place, except for the brackets that formerly held the resonators at the
rear. They weren't in a position where I could use them, so I
removed them (leaving the bolts in place, capped off, in case I ever
wanted to change things in the future).
I therefore needed some type of mounting support for
the pipes at the rear of the system. Well, I didn't necessarily
"need" additional mounts, because once every joint was welded the system
was extremely rigid, but I opted to add them anyway just for piece of
mind. I oriented the exhaust outlets on each side of the license
plate strategically positioned right next to the bolts that stick out
through the floor from the gas tank straps. I bought aftermarket
straps for my tank, and the bolts were really long, so I had a good 5/8"

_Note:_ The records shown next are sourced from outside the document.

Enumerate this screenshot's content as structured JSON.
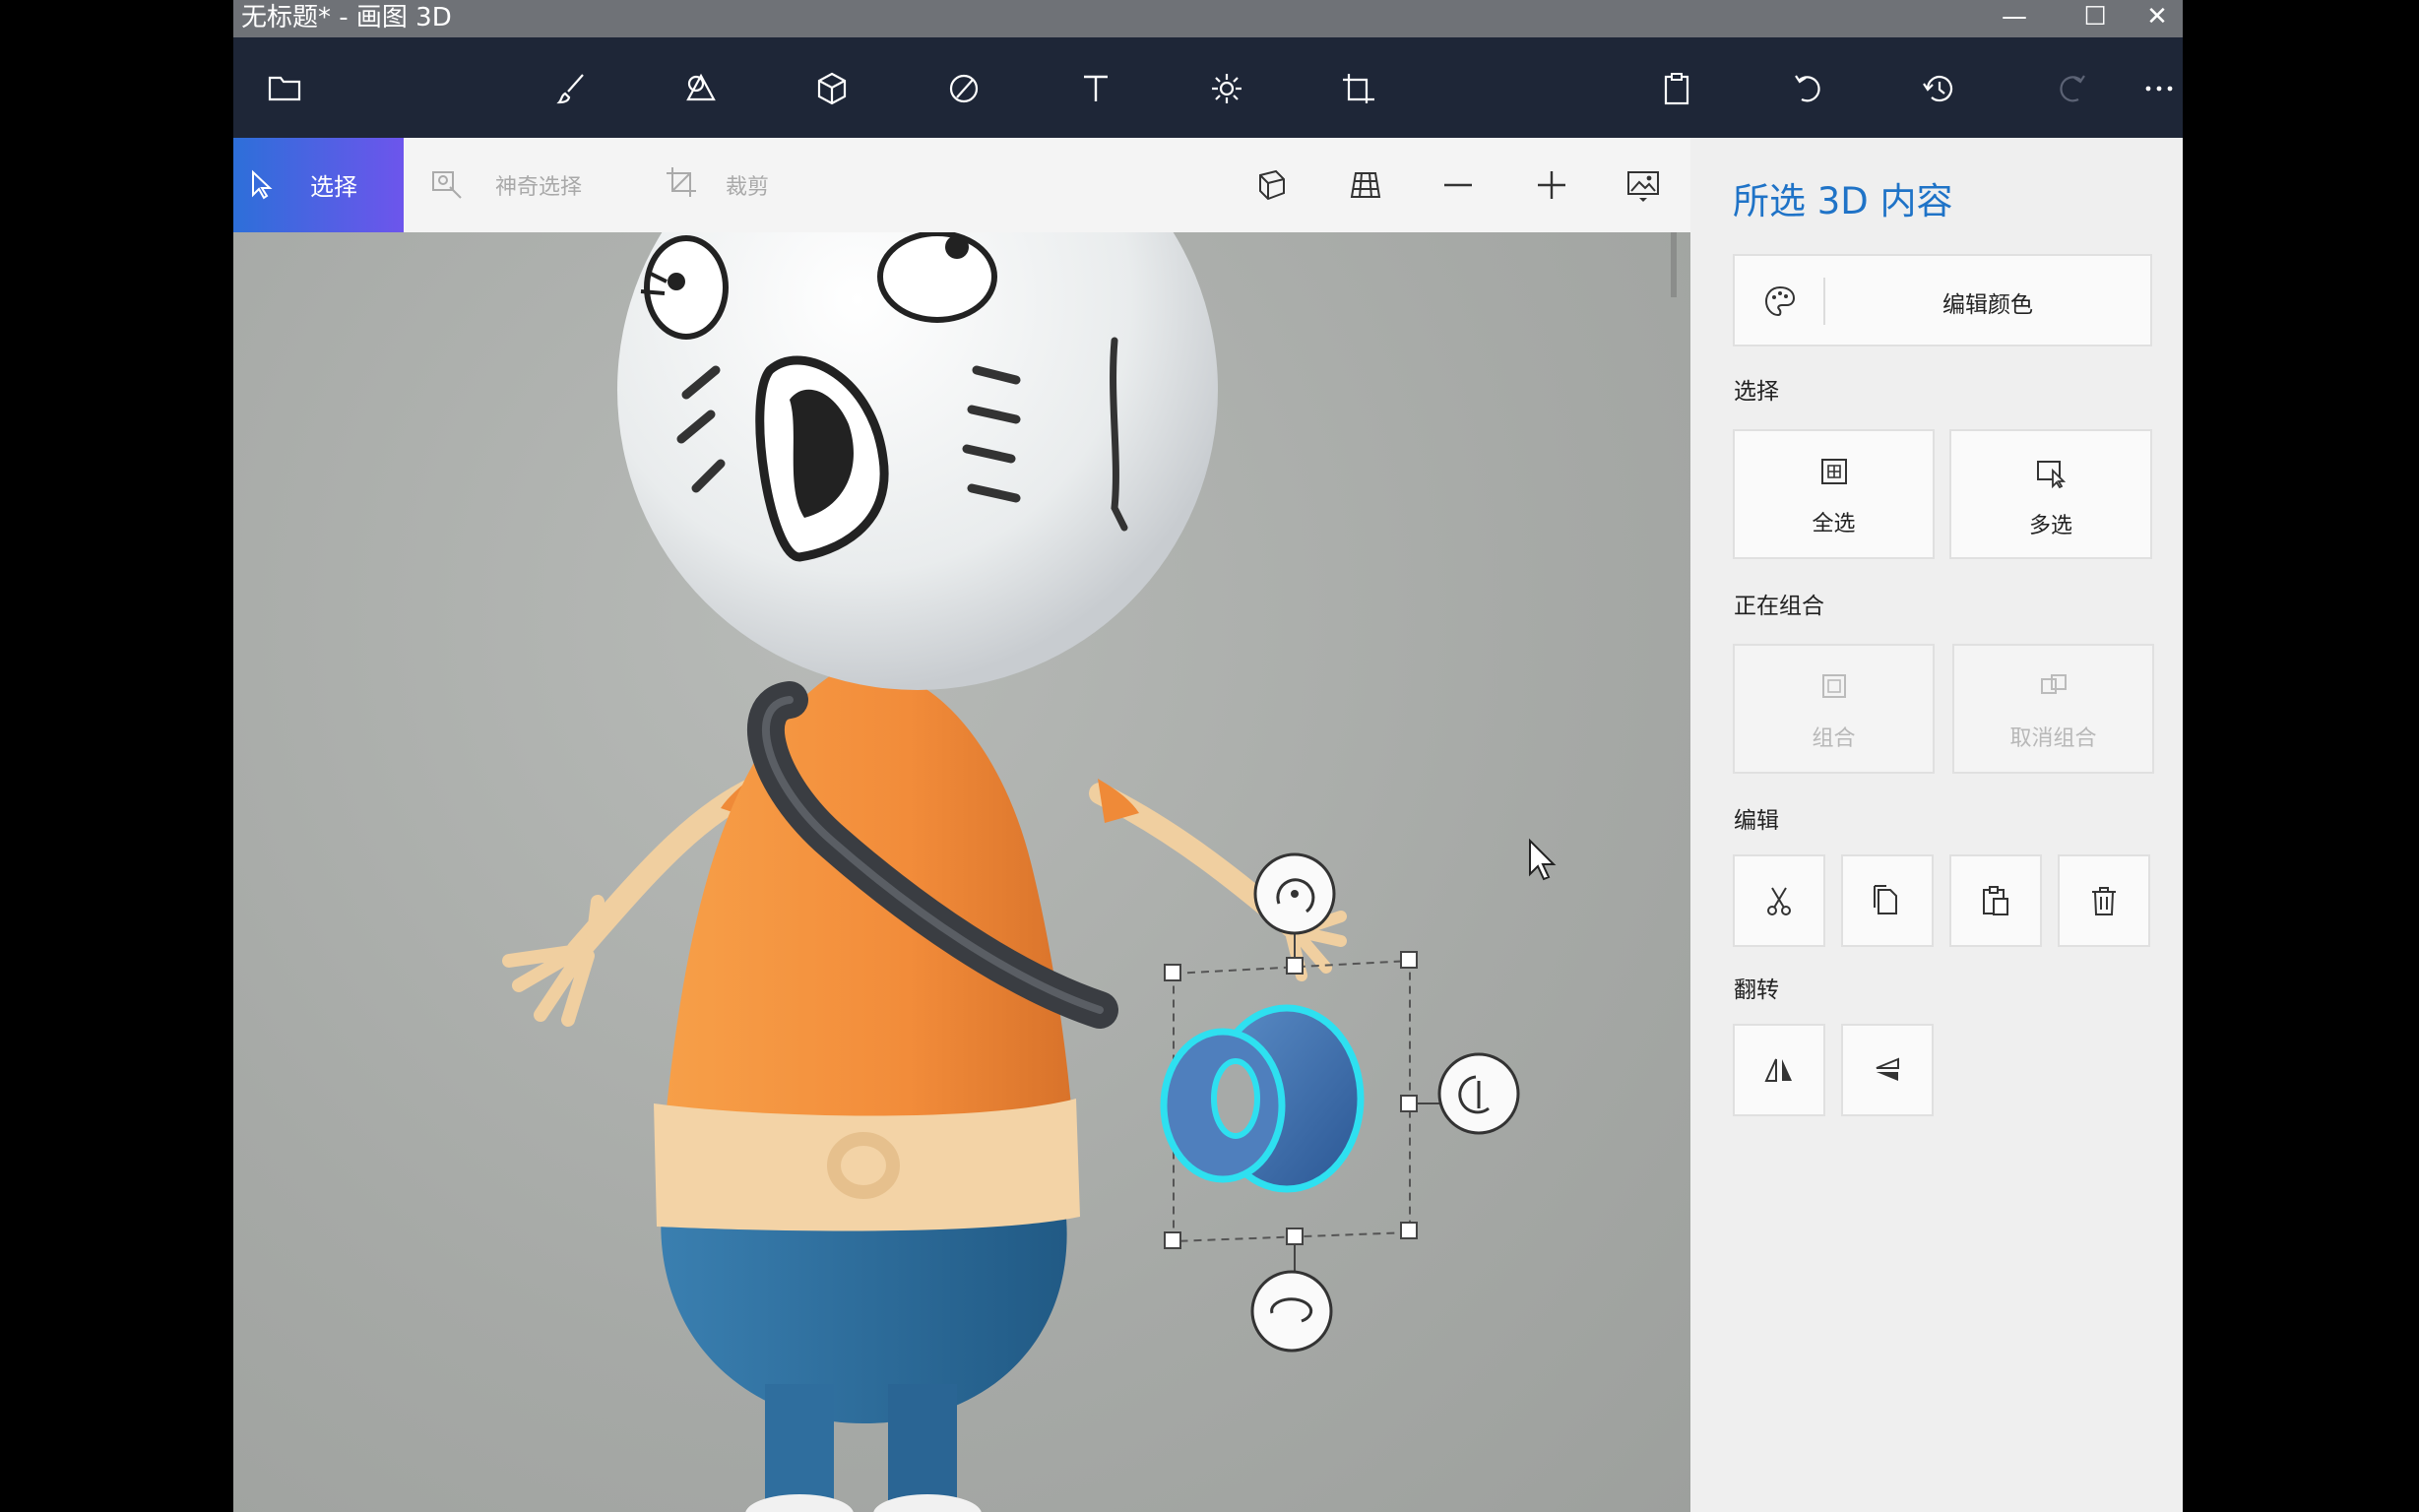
{
  "window": {
    "title": "无标题* - 画图 3D",
    "controls": [
      "minimize",
      "maximize",
      "close"
    ]
  },
  "appbar": {
    "icons": [
      "folder-icon",
      "brush-icon",
      "2d-shapes-icon",
      "3d-shapes-icon",
      "stickers-icon",
      "text-icon",
      "effects-icon",
      "canvas-icon",
      "paste-icon",
      "undo-icon",
      "history-icon",
      "redo-icon",
      "more-icon"
    ]
  },
  "toolbar": {
    "select_label": "选择",
    "magic_select_label": "神奇选择",
    "crop_label": "裁剪",
    "right_icons": [
      "3d-view-icon",
      "grid-view-icon",
      "zoom-out-icon",
      "zoom-in-icon",
      "background-image-icon"
    ]
  },
  "panel": {
    "title": "所选 3D 内容",
    "edit_color_label": "编辑颜色",
    "select_section": "选择",
    "select_all_label": "全选",
    "multi_select_label": "多选",
    "group_section": "正在组合",
    "group_label": "组合",
    "ungroup_label": "取消组合",
    "edit_section": "编辑",
    "edit_actions": [
      "cut-icon",
      "copy-icon",
      "paste-icon",
      "delete-icon"
    ],
    "flip_section": "翻转",
    "flip_actions": [
      "flip-horizontal-icon",
      "flip-vertical-icon"
    ]
  },
  "colors": {
    "accent": "#1f73c7",
    "titlebar": "#6f7277",
    "appbar": "#1e2637",
    "selection_ring": "#2ee0f0",
    "shirt": "#f28c3a",
    "pants": "#2f6e9e",
    "skin": "#f3d3a6"
  }
}
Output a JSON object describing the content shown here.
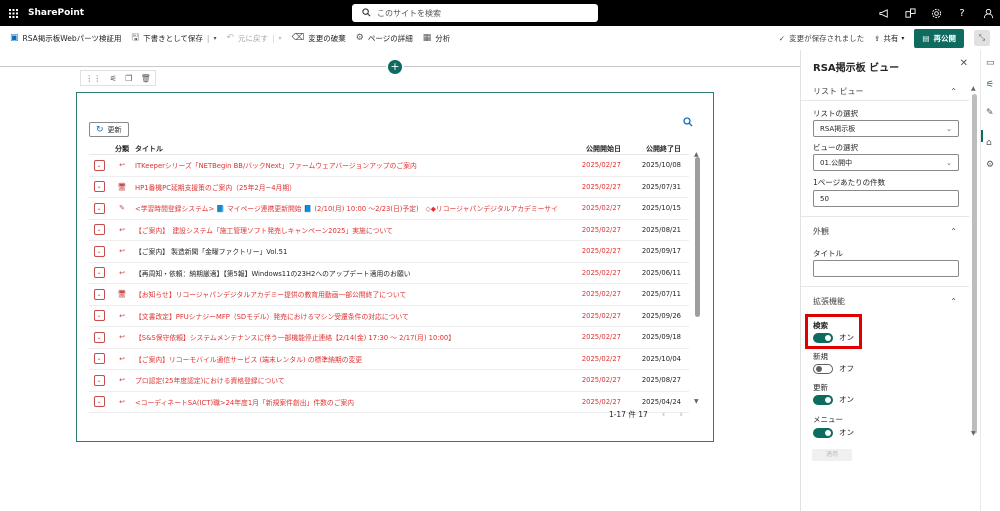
{
  "topbar": {
    "brand": "SharePoint",
    "search_placeholder": "このサイトを検索"
  },
  "commandbar": {
    "items": [
      {
        "label": "RSA掲示板Webパーツ検証用",
        "icon": "page-icon",
        "disabled": false
      },
      {
        "label": "下書きとして保存",
        "icon": "save-icon",
        "disabled": false
      },
      {
        "label": "元に戻す",
        "icon": "undo-icon",
        "disabled": true
      },
      {
        "label": "変更の破棄",
        "icon": "discard-icon",
        "disabled": false
      },
      {
        "label": "ページの詳細",
        "icon": "gear-icon",
        "disabled": false
      },
      {
        "label": "分析",
        "icon": "analytics-icon",
        "disabled": false
      }
    ],
    "saved_status": "変更が保存されました",
    "share_label": "共有",
    "republish_label": "再公開"
  },
  "webpart": {
    "refresh_label": "更新",
    "columns": {
      "category": "分類",
      "title": "タイトル",
      "start": "公開開始日",
      "end": "公開終了日"
    },
    "rows": [
      {
        "icon": "↩",
        "title": "ITKeeperシリーズ「NETBegin BB/バックNext」ファームウェアバージョンアップのご案内",
        "start": "2025/02/27",
        "end": "2025/10/08",
        "red": true
      },
      {
        "icon": "🖥",
        "title": "HP1番機PC延期支援策のご案内（25年2月~4月期）",
        "start": "2025/02/27",
        "end": "2025/07/31",
        "red": true
      },
      {
        "icon": "✎",
        "title": "<学習時間登録システム> 📘 マイページ連携更新開始 📘 (2/10(月) 10:00 ～2/23(日)予定)　◇◆リコージャパンデジタルアカデミーサイト◆◇",
        "start": "2025/02/27",
        "end": "2025/10/15",
        "red": true
      },
      {
        "icon": "↩",
        "title": "【ご案内】　建設システム「施工管理ソフト発売しキャンペーン2025」実施について",
        "start": "2025/02/27",
        "end": "2025/08/21",
        "red": true
      },
      {
        "icon": "↩",
        "title": "【ご案内】 製造新聞「金曜ファクトリー」Vol.51",
        "start": "2025/02/27",
        "end": "2025/09/17",
        "red": false
      },
      {
        "icon": "↩",
        "title": "【再周知・依頼：納期厳適】【第5報】Windows11の23H2へのアップデート適用のお願い",
        "start": "2025/02/27",
        "end": "2025/06/11",
        "red": false
      },
      {
        "icon": "🖥",
        "title": "【お知らせ】リコージャパンデジタルアカデミー提供の教育用動画一部公開終了について",
        "start": "2025/02/27",
        "end": "2025/07/11",
        "red": true
      },
      {
        "icon": "↩",
        "title": "【文書改定】PFUシナジーMFP（SDモデル）発売におけるマシン受還条件の対応について",
        "start": "2025/02/27",
        "end": "2025/09/26",
        "red": true
      },
      {
        "icon": "↩",
        "title": "【S&S保守依頼】システムメンテナンスに伴う一部機能停止連絡【2/14(金) 17:30 ～ 2/17(月) 10:00】",
        "start": "2025/02/27",
        "end": "2025/09/18",
        "red": true
      },
      {
        "icon": "↩",
        "title": "【ご案内】リコーモバイル通信サービス (端末レンタル) の標準納期の変更",
        "start": "2025/02/27",
        "end": "2025/10/04",
        "red": true
      },
      {
        "icon": "↩",
        "title": "プロ認定(25年度認定)における資格登録について",
        "start": "2025/02/27",
        "end": "2025/08/27",
        "red": true
      },
      {
        "icon": "↩",
        "title": "<コーディネートSA(ICT)職>24年度1月「新規案件創出」件数のご案内",
        "start": "2025/02/27",
        "end": "2025/04/24",
        "red": true
      }
    ],
    "pager_label": "1-17 件 17"
  },
  "panel": {
    "title": "RSA掲示板 ビュー",
    "list_view_section": "リスト ビュー",
    "list_select_label": "リストの選択",
    "list_select_value": "RSA掲示板",
    "view_select_label": "ビューの選択",
    "view_select_value": "01.公開中",
    "per_page_label": "1ページあたりの件数",
    "per_page_value": "50",
    "appearance_section": "外観",
    "title_label": "タイトル",
    "title_value": "",
    "extensions_section": "拡張機能",
    "toggles": [
      {
        "label": "検索",
        "state": "オン",
        "on": true
      },
      {
        "label": "新規",
        "state": "オフ",
        "on": false
      },
      {
        "label": "更新",
        "state": "オン",
        "on": true
      },
      {
        "label": "メニュー",
        "state": "オン",
        "on": true
      }
    ],
    "apply_label": "適用"
  },
  "colors": {
    "accent": "#0d6b5f",
    "red_text": "#e03131",
    "highlight": "#e00000"
  }
}
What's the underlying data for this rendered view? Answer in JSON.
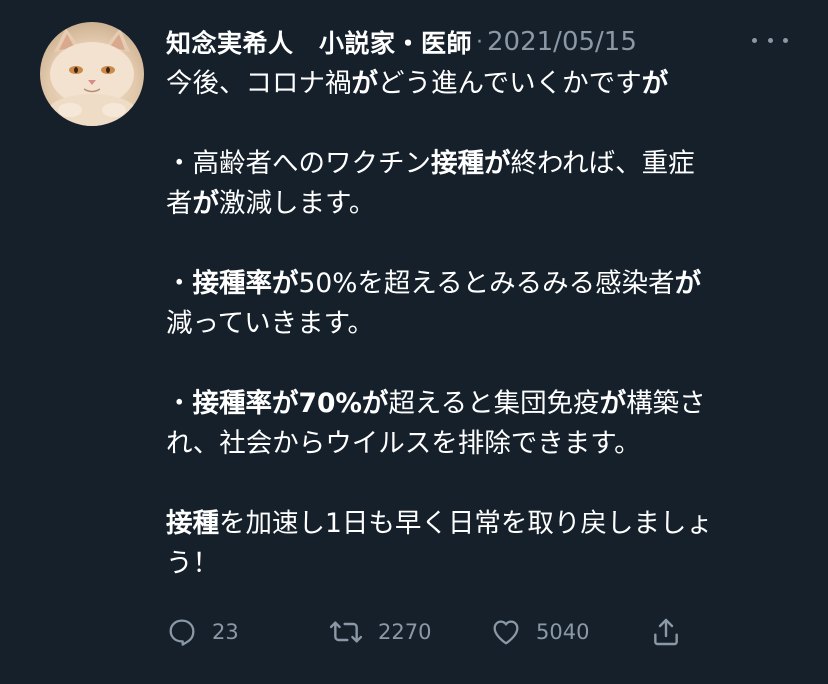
{
  "tweet": {
    "display_name": "知念実希人　小説家・医師",
    "separator": "·",
    "date": "2021/05/15",
    "more_icon": "more-horizontal-icon",
    "body": {
      "line1_a": "今後、コロナ禍",
      "line1_b": "が",
      "line1_c": "どう進んでいくかです",
      "line1_d": "が",
      "line2_a": "・高齢者へのワクチン",
      "line2_b": "接種が",
      "line2_c": "終われば、重症",
      "line3_a": "者",
      "line3_b": "が",
      "line3_c": "激減します。",
      "line4_a": "・",
      "line4_b": "接種率が",
      "line4_c": "50%を超えるとみるみる感染者",
      "line4_d": "が",
      "line5": "減っていきます。",
      "line6_a": "・",
      "line6_b": "接種率が70%が",
      "line6_c": "超えると集団免疫",
      "line6_d": "が",
      "line6_e": "構築さ",
      "line7": "れ、社会からウイルスを排除できます。",
      "line8_a": "接種",
      "line8_b": "を加速し1日も早く日常を取り戻しましょ",
      "line9": "う！"
    },
    "actions": {
      "reply_count": "23",
      "retweet_count": "2270",
      "like_count": "5040",
      "reply_icon": "reply-icon",
      "retweet_icon": "retweet-icon",
      "like_icon": "heart-icon",
      "share_icon": "share-icon"
    }
  },
  "colors": {
    "background": "#15202b",
    "text": "#ffffff",
    "secondary": "#8b98a5"
  }
}
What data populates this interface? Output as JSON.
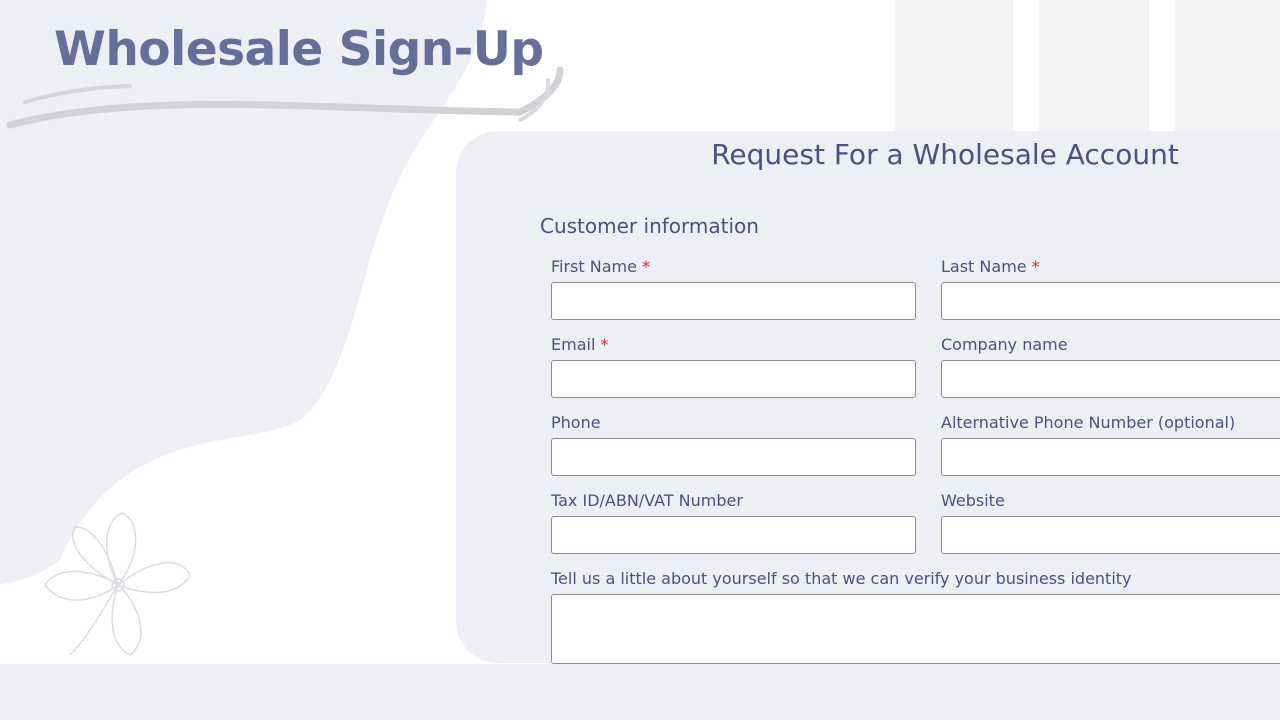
{
  "page": {
    "title": "Wholesale Sign-Up",
    "colors": {
      "title": "#65709a",
      "text": "#4a5280",
      "required": "#e0242f",
      "card_bg": "#eeeff4"
    }
  },
  "decor": {
    "swoosh": "brush-stroke-swoosh",
    "flower": "flower-line-art-icon"
  },
  "form": {
    "heading": "Request For a Wholesale Account",
    "section_title": "Customer information",
    "required_mark": "*",
    "fields": {
      "first_name": {
        "label": "First Name",
        "value": "",
        "required": true
      },
      "last_name": {
        "label": "Last Name",
        "value": "",
        "required": true
      },
      "email": {
        "label": "Email",
        "value": "",
        "required": true
      },
      "company_name": {
        "label": "Company name",
        "value": ""
      },
      "phone": {
        "label": "Phone",
        "value": ""
      },
      "alt_phone": {
        "label": "Alternative Phone Number (optional)",
        "value": ""
      },
      "tax_id": {
        "label": "Tax ID/ABN/VAT Number",
        "value": ""
      },
      "website": {
        "label": "Website",
        "value": ""
      },
      "about": {
        "label": "Tell us a little about yourself so that we can verify your business identity",
        "value": ""
      }
    }
  }
}
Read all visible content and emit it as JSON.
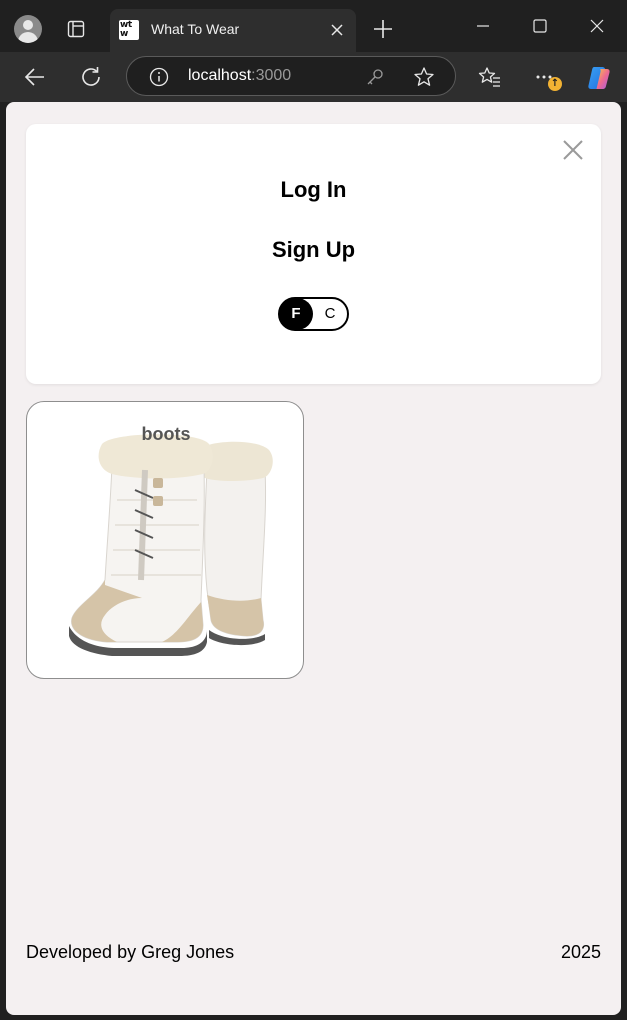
{
  "browser": {
    "tab_title": "What To Wear",
    "favicon_text": "wt w",
    "url_host": "localhost",
    "url_port": ":3000",
    "update_badge": "↑"
  },
  "header": {
    "login_label": "Log In",
    "signup_label": "Sign Up",
    "temp_toggle": {
      "f_label": "F",
      "c_label": "C",
      "selected": "F"
    }
  },
  "items": [
    {
      "name": "boots"
    }
  ],
  "footer": {
    "developer": "Developed by Greg Jones",
    "year": "2025"
  },
  "colors": {
    "page_bg": "#f4f0f1",
    "card_bg": "#ffffff",
    "chrome_bg": "#202020",
    "toolbar_bg": "#2e2e2e"
  }
}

or more of thread sticking down. Using this as my mounting point,
I made some simple angle brackets that I welded to the exhaust pipes,
and drilled a hole in the other side to fit over the end of the gas tank
strap bolt. I installed some rubber washers first (two on each
side) to minimize vibration, then the bracket went on, then a
self-locking nut... and you can see here....
Once the exhaust was all welded up and I made the
welds as pretty as they were going to get, I then had to figure out
painting. I didn't want the tailpipe sections black, since they
run up the back of the body, but didn't want the underneath portion of
the system to be silver either, since that makes it stand out more.
So I simply did both... I used some VHT high heat black up front, before
the mufflers... then from the mufflers back to the sections that come
out from under the car I just used Krylon Rust-Tough semi-flat black...
then for the portion that stuck out the back, I painted it with
Duplicolor silver caliper paint (which works extremely well on exhaust
systems). Yeah, I know, I could have done a better job with the
paint division between the silver and black, but you can't really notice
it unless you crawl under the car to look at it. From the outside,
it ended up looking pretty good.
And lastly, here it is with chrome tips added to give it a nice finish....
All in all, I am EXTREMELY pleased with how this
turned out. I think having tailpipes exit in this manner is a
really great look on a Healey. Oh, and the SOUND!!! It
sounds really amazing now... partly from removing the rear resonators... partly from maintaining the 1-3/4" size all the way out the back...
and partly from the tailpipe exits being further apart, giving it more
of a "stereo" sound.
It has a really full, rich sound now that was simply absent before, at a
really nice "classic sports car" volume (sounding especially
awesome when you get in the pedal a bit!).
I've uploaded a video to YouTube now (mainly
to show off the brake light mod),
but you can hear the sound as well....
check it out here!
If anyone has any questions about any of this, feel free to
send me an email!